Once committed, it is not unusual for financial fraud to remain undiscovered for years, until someone goes through the books and finds irregularities, Hawkins says, adding that sound accounting practices, oversight of individuals handling funds, and regular audits by outside CPA firms are the best ways for a church to address the risks of this type of crime.
Sidebar: Ten Risk-Reducing Steps for Church Leaders
From the insurance standpoint, there are 10 major things a worship facility leader can do to reduce risks, improve safety, and enhance security, according to "10 Steps to a Safer Church," a publication from West Des Moines, Iowa-based GuideOne Insurance. These include:
1. Form a safety and security team - Recruit volunteers to identify risks at your church and formulate a sound risk management program.
2. Regularly inspect your buildings and grounds - This includes regular walk-throughs by your safety and security team, as well as a minimum twice-yearly (spring and fall) comprehensive facility inspection by qualified electrical, HVAC, fire prevention and/or plumbing contractors.
3. Remove snow and ice promptly - Snow and ice can cause slip-and-fall injuries, "the second most common reason for church insurance claims," according to GuideOne.
4. Guard against water damage - Frozen pipes that break, leaky roofs, and blockages in drains and sewer lines are major causes of water damage.
5. Have your electrical system inspected - Help reduce fire risks by having a licensed contractor inspect your church's electrical system regularly.
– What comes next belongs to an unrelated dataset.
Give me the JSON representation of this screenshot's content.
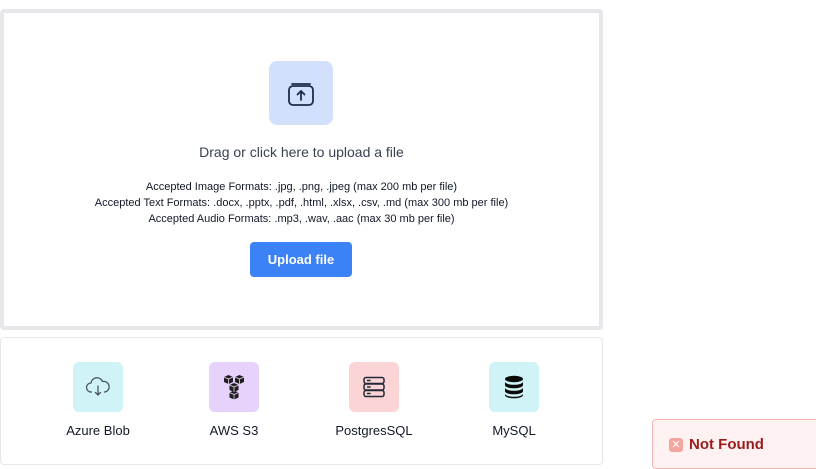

6. Follow the "5 Ls" of crime prevention - Use appropriate locks for windows, doors, and other entry/exit points; make use of 24/7 interior lighting, sunset-till-sunrise outdoor lighting, and motion-activated lighting; landscape with an eye on not creating hiding spots for criminal activity; establish a network of lookouts through church- and neighborhood-watch programs; and develop positive relationships with law enforcement.
7. Use surge protectors - Minimize the risks of power surges by utilizing proper electrical grounding and surge protection devices.
8. Plan and properly supervise recreational activities - Injuries can result in liability lawsuits.
9. Screen workers and volunteers who work with children - Screening can deter sexual predators and allow you to eliminate inappropriate candidates.
10. Hire competent and insured contractors - When interviewing potential contractors, check their references and make sure they carry liability, workers' compensation and excess (umbrella) insurance with limits equal to or greater than your current policy.
Source: GuideOne Insurance